I would reverse the judgment.

FN 1. The portion of part 2 providing occupational disability benefits reads as follows: "If injury shall totally and continuously disable the Insured within thirty days from the date of the accident so as to prevent him from performing each and every duty pertaining to his occupation, the Company will pay at the rate of the Monthly Accident Indemnity for the period of such total disability beginning with the day of total disability specified in the Policy Schedule, but not exceeding sixty months during any one period of disability."

FN 2. The special verdict of August 13, 1973, reads as follows: "We, the jury in the above-entitled action find the following special verdict in said action: [¶] (1) Do you find by a preponderance of the evidence that Mr. Willden's disability resulted directly and independently of all other causes from the accident of February 11, 1966?

"Answer Yes."

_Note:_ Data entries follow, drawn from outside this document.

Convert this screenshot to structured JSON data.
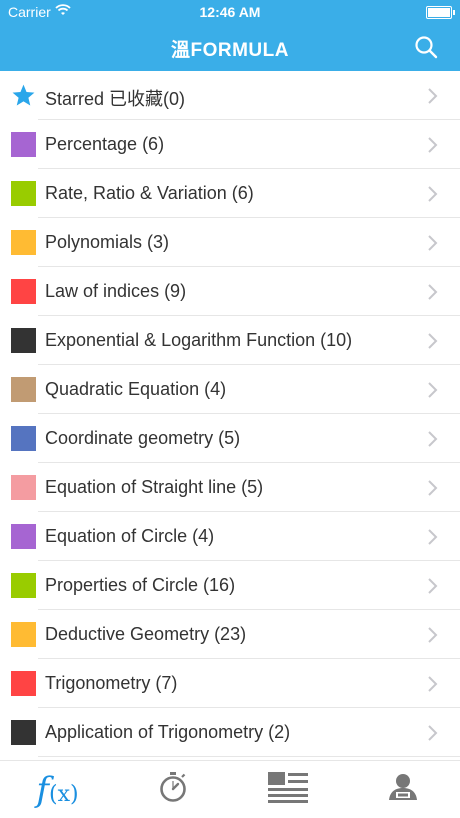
{
  "status": {
    "carrier": "Carrier",
    "time": "12:46 AM"
  },
  "header": {
    "title": "溫FORMULA"
  },
  "colors": {
    "header": "#3aaee8",
    "star": "#2aa6ea",
    "purple": "#a665d2",
    "green": "#99cc00",
    "yellow": "#ffbb33",
    "red": "#ff4444",
    "black": "#333333",
    "tan": "#c19b73",
    "blue": "#5574c0",
    "pink": "#f49ca1"
  },
  "items": [
    {
      "label": "Starred 已收藏(0)",
      "icon": "star-icon"
    },
    {
      "label": "Percentage (6)",
      "color": "#a665d2"
    },
    {
      "label": "Rate, Ratio & Variation (6)",
      "color": "#99cc00"
    },
    {
      "label": "Polynomials (3)",
      "color": "#ffbb33"
    },
    {
      "label": "Law of indices (9)",
      "color": "#ff4444"
    },
    {
      "label": "Exponential & Logarithm Function (10)",
      "color": "#333333"
    },
    {
      "label": "Quadratic Equation (4)",
      "color": "#c19b73"
    },
    {
      "label": "Coordinate geometry (5)",
      "color": "#5574c0"
    },
    {
      "label": "Equation of Straight line (5)",
      "color": "#f49ca1"
    },
    {
      "label": "Equation of Circle (4)",
      "color": "#a665d2"
    },
    {
      "label": "Properties of Circle (16)",
      "color": "#99cc00"
    },
    {
      "label": "Deductive Geometry (23)",
      "color": "#ffbb33"
    },
    {
      "label": "Trigonometry (7)",
      "color": "#ff4444"
    },
    {
      "label": "Application of Trigonometry (2)",
      "color": "#333333"
    }
  ],
  "tabs": [
    {
      "name": "formula",
      "icon": "function-icon",
      "f": "f",
      "x": "(x)"
    },
    {
      "name": "timer",
      "icon": "stopwatch-icon"
    },
    {
      "name": "list",
      "icon": "list-icon"
    },
    {
      "name": "profile",
      "icon": "user-icon"
    }
  ]
}
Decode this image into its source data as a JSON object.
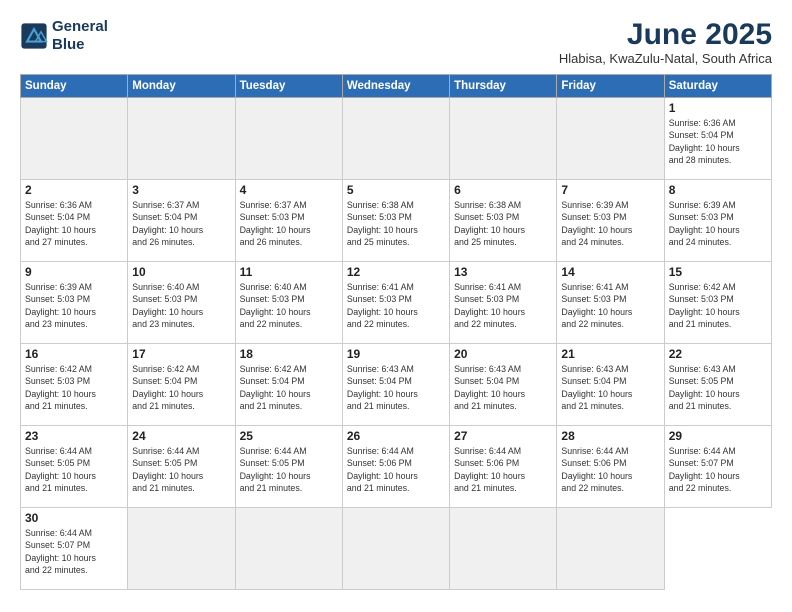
{
  "logo": {
    "line1": "General",
    "line2": "Blue"
  },
  "title": "June 2025",
  "subtitle": "Hlabisa, KwaZulu-Natal, South Africa",
  "headers": [
    "Sunday",
    "Monday",
    "Tuesday",
    "Wednesday",
    "Thursday",
    "Friday",
    "Saturday"
  ],
  "days": [
    {
      "num": "",
      "info": ""
    },
    {
      "num": "",
      "info": ""
    },
    {
      "num": "",
      "info": ""
    },
    {
      "num": "",
      "info": ""
    },
    {
      "num": "",
      "info": ""
    },
    {
      "num": "",
      "info": ""
    },
    {
      "num": "1",
      "info": "Sunrise: 6:36 AM\nSunset: 5:04 PM\nDaylight: 10 hours\nand 28 minutes."
    },
    {
      "num": "2",
      "info": "Sunrise: 6:36 AM\nSunset: 5:04 PM\nDaylight: 10 hours\nand 27 minutes."
    },
    {
      "num": "3",
      "info": "Sunrise: 6:37 AM\nSunset: 5:04 PM\nDaylight: 10 hours\nand 26 minutes."
    },
    {
      "num": "4",
      "info": "Sunrise: 6:37 AM\nSunset: 5:03 PM\nDaylight: 10 hours\nand 26 minutes."
    },
    {
      "num": "5",
      "info": "Sunrise: 6:38 AM\nSunset: 5:03 PM\nDaylight: 10 hours\nand 25 minutes."
    },
    {
      "num": "6",
      "info": "Sunrise: 6:38 AM\nSunset: 5:03 PM\nDaylight: 10 hours\nand 25 minutes."
    },
    {
      "num": "7",
      "info": "Sunrise: 6:39 AM\nSunset: 5:03 PM\nDaylight: 10 hours\nand 24 minutes."
    },
    {
      "num": "8",
      "info": "Sunrise: 6:39 AM\nSunset: 5:03 PM\nDaylight: 10 hours\nand 24 minutes."
    },
    {
      "num": "9",
      "info": "Sunrise: 6:39 AM\nSunset: 5:03 PM\nDaylight: 10 hours\nand 23 minutes."
    },
    {
      "num": "10",
      "info": "Sunrise: 6:40 AM\nSunset: 5:03 PM\nDaylight: 10 hours\nand 23 minutes."
    },
    {
      "num": "11",
      "info": "Sunrise: 6:40 AM\nSunset: 5:03 PM\nDaylight: 10 hours\nand 22 minutes."
    },
    {
      "num": "12",
      "info": "Sunrise: 6:41 AM\nSunset: 5:03 PM\nDaylight: 10 hours\nand 22 minutes."
    },
    {
      "num": "13",
      "info": "Sunrise: 6:41 AM\nSunset: 5:03 PM\nDaylight: 10 hours\nand 22 minutes."
    },
    {
      "num": "14",
      "info": "Sunrise: 6:41 AM\nSunset: 5:03 PM\nDaylight: 10 hours\nand 22 minutes."
    },
    {
      "num": "15",
      "info": "Sunrise: 6:42 AM\nSunset: 5:03 PM\nDaylight: 10 hours\nand 21 minutes."
    },
    {
      "num": "16",
      "info": "Sunrise: 6:42 AM\nSunset: 5:03 PM\nDaylight: 10 hours\nand 21 minutes."
    },
    {
      "num": "17",
      "info": "Sunrise: 6:42 AM\nSunset: 5:04 PM\nDaylight: 10 hours\nand 21 minutes."
    },
    {
      "num": "18",
      "info": "Sunrise: 6:42 AM\nSunset: 5:04 PM\nDaylight: 10 hours\nand 21 minutes."
    },
    {
      "num": "19",
      "info": "Sunrise: 6:43 AM\nSunset: 5:04 PM\nDaylight: 10 hours\nand 21 minutes."
    },
    {
      "num": "20",
      "info": "Sunrise: 6:43 AM\nSunset: 5:04 PM\nDaylight: 10 hours\nand 21 minutes."
    },
    {
      "num": "21",
      "info": "Sunrise: 6:43 AM\nSunset: 5:04 PM\nDaylight: 10 hours\nand 21 minutes."
    },
    {
      "num": "22",
      "info": "Sunrise: 6:43 AM\nSunset: 5:05 PM\nDaylight: 10 hours\nand 21 minutes."
    },
    {
      "num": "23",
      "info": "Sunrise: 6:44 AM\nSunset: 5:05 PM\nDaylight: 10 hours\nand 21 minutes."
    },
    {
      "num": "24",
      "info": "Sunrise: 6:44 AM\nSunset: 5:05 PM\nDaylight: 10 hours\nand 21 minutes."
    },
    {
      "num": "25",
      "info": "Sunrise: 6:44 AM\nSunset: 5:05 PM\nDaylight: 10 hours\nand 21 minutes."
    },
    {
      "num": "26",
      "info": "Sunrise: 6:44 AM\nSunset: 5:06 PM\nDaylight: 10 hours\nand 21 minutes."
    },
    {
      "num": "27",
      "info": "Sunrise: 6:44 AM\nSunset: 5:06 PM\nDaylight: 10 hours\nand 21 minutes."
    },
    {
      "num": "28",
      "info": "Sunrise: 6:44 AM\nSunset: 5:06 PM\nDaylight: 10 hours\nand 22 minutes."
    },
    {
      "num": "29",
      "info": "Sunrise: 6:44 AM\nSunset: 5:07 PM\nDaylight: 10 hours\nand 22 minutes."
    },
    {
      "num": "30",
      "info": "Sunrise: 6:44 AM\nSunset: 5:07 PM\nDaylight: 10 hours\nand 22 minutes."
    },
    {
      "num": "",
      "info": ""
    },
    {
      "num": "",
      "info": ""
    },
    {
      "num": "",
      "info": ""
    },
    {
      "num": "",
      "info": ""
    },
    {
      "num": "",
      "info": ""
    }
  ]
}
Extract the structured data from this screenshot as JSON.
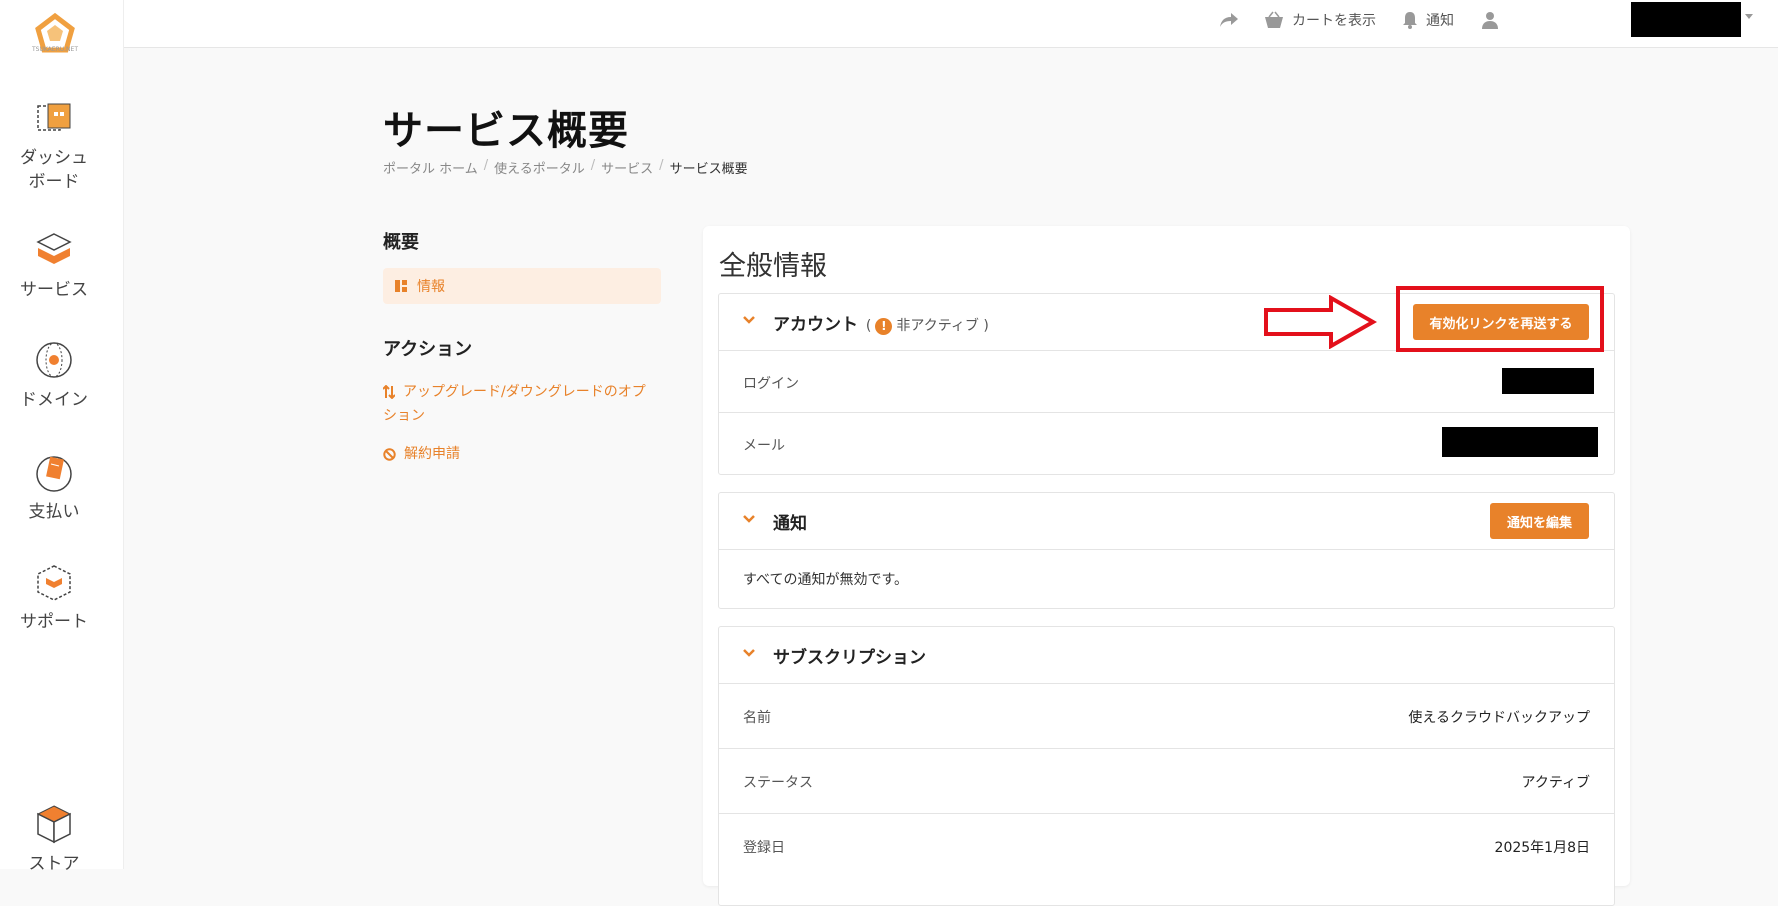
{
  "sidebar": {
    "logo_text": "TSUKAERU.NET",
    "items": [
      {
        "label": "ダッシュ\nボード",
        "icon": "dashboard-icon"
      },
      {
        "label": "サービス",
        "icon": "services-box-icon"
      },
      {
        "label": "ドメイン",
        "icon": "globe-icon"
      },
      {
        "label": "支払い",
        "icon": "billing-icon"
      },
      {
        "label": "サポート",
        "icon": "support-box-icon"
      },
      {
        "label": "ストア",
        "icon": "store-cube-icon"
      }
    ]
  },
  "topbar": {
    "share_icon": "share-arrow-icon",
    "cart_label": "カートを表示",
    "notifications_label": "通知",
    "user_icon": "user-icon"
  },
  "page": {
    "title": "サービス概要",
    "breadcrumb": [
      "ポータル ホーム",
      "使えるポータル",
      "サービス",
      "サービス概要"
    ]
  },
  "side_menu": {
    "overview_heading": "概要",
    "info_label": "情報",
    "actions_heading": "アクション",
    "upgrade_label_line1": "アップグレード/ダウングレードのオプ",
    "upgrade_label_line2": "ション",
    "cancel_label": "解約申請"
  },
  "card": {
    "title": "全般情報",
    "account": {
      "title": "アカウント",
      "status_open": "(",
      "status": "非アクティブ",
      "status_close": ")",
      "resend_button": "有効化リンクを再送する",
      "rows": [
        {
          "label": "ログイン"
        },
        {
          "label": "メール"
        }
      ]
    },
    "notifications": {
      "title": "通知",
      "edit_button": "通知を編集",
      "message": "すべての通知が無効です。"
    },
    "subscription": {
      "title": "サブスクリプション",
      "rows": [
        {
          "label": "名前",
          "value": "使えるクラウドバックアップ"
        },
        {
          "label": "ステータス",
          "value": "アクティブ"
        },
        {
          "label": "登録日",
          "value": "2025年1月8日"
        }
      ]
    }
  },
  "colors": {
    "accent": "#e8822a",
    "highlight": "#e3101b"
  }
}
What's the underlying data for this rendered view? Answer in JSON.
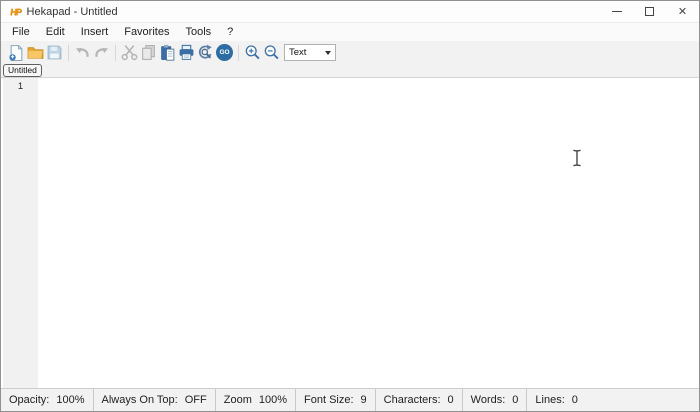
{
  "window": {
    "title": "Hekapad - Untitled",
    "app_icon_letters": "HP",
    "close_glyph": "✕"
  },
  "menu": {
    "items": [
      "File",
      "Edit",
      "Insert",
      "Favorites",
      "Tools",
      "?"
    ]
  },
  "toolbar": {
    "go_label": "GO",
    "format_value": "Text"
  },
  "tabs": [
    {
      "label": "Untitled"
    }
  ],
  "editor": {
    "line_numbers": [
      "1"
    ]
  },
  "status_bar": {
    "items": [
      {
        "label": "Opacity:",
        "value": "100%"
      },
      {
        "label": "Always On Top:",
        "value": "OFF"
      },
      {
        "label": "Zoom",
        "value": "100%"
      },
      {
        "label": "Font Size:",
        "value": "9"
      },
      {
        "label": "Characters:",
        "value": "0"
      },
      {
        "label": "Words:",
        "value": "0"
      },
      {
        "label": "Lines:",
        "value": "0"
      }
    ]
  },
  "colors": {
    "accent_blue": "#3a6ea5",
    "go_button_blue": "#2e6da4",
    "folder_amber": "#f3b33d",
    "disabled_gray": "#b5b5b5"
  }
}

FN 3. The first special verdict of August 14, 1973, states: "We, the jury in the above-entitled action find the following special verdict in said action: [¶] (1) Do you find by a preponderance of evidence that the injury suffered by the Plaintiff totally and continuously disabled him within thirty (30) days from the date of the accident so as to prevent him from performing each and every duty pertaining to his occupation?

"Answer: No."

FN 4. The second special verdict of August 14, 1973, inquired: "Do you find by a preponderance of the evidence that Mr. Willden was totally and continuously disabled from each and every substantial function of his occupation as a Real Estate Salesman for any period after April 21, 1967?" the jury responded, "Yes."

The verdict form then directed the jury to answer a third interrogatory. The jury returned the following verdict:

"(3) If you find by a preponderance of evidence that Mr. Willden was totally and continuously disabled from each and every substantial function of his occupation as a Real Estate Salesman beyond April 21, 1967, you are instructed to enter below the beginning and ending dates of any periods of time during which you find he was so disabled.

"Periods of total and continuous disability after April 21, 1967.

"Beginning Date Ending Date

February 25, 1969

On receiving the verdict, the court noted the jury's failure to specify an ending date, and inquired whether "it was the finding of the jury that the periods of continuous disability was [sic] from February 25, 1969 to date?" (Italics added.) The foreman responded, "yes."

FN 5. Indeed plaintiff never mentioned the process of nature rule during the trial of this case. His contention thus may also be barred by the principle that issues not raised in the trial court cannot be raised for the first time on appeal. (See Estate of Westerman (1968) 68 Cal. 2d 267, 279 [66 Cal. Rptr. 29, 437 P.2d 517] and cases there cited.)

FN 6. As Justice Taylor pointed out in Schilk v. Benefit Trust Life Ins. Co., supra, 273 Cal. App. 2d 302, in discussing a similar limitation "... [S]erious internal injuries often do not manifest themselves until long after the accident happened and the injured person may be completely oblivious of his condition, although the process of nature may be actively engaged in developing the latent hurt into a severe or even fatal injury. The fact that respondent, under such circumstances, pursued his usual occupation ... ought not, in all fairness, militate against him when the more serious but hidden injury subsequently manifests itself." (Pp. 307-308.) "The strict interpretation of the clause here," Justice Taylor concluded, "would lead to an unjust result. ... Such a very limited and highly technical construction of an insurance contract cannot be foisted onto a layman nor does it make any sense in terms of the risks insured against." (P. 308.)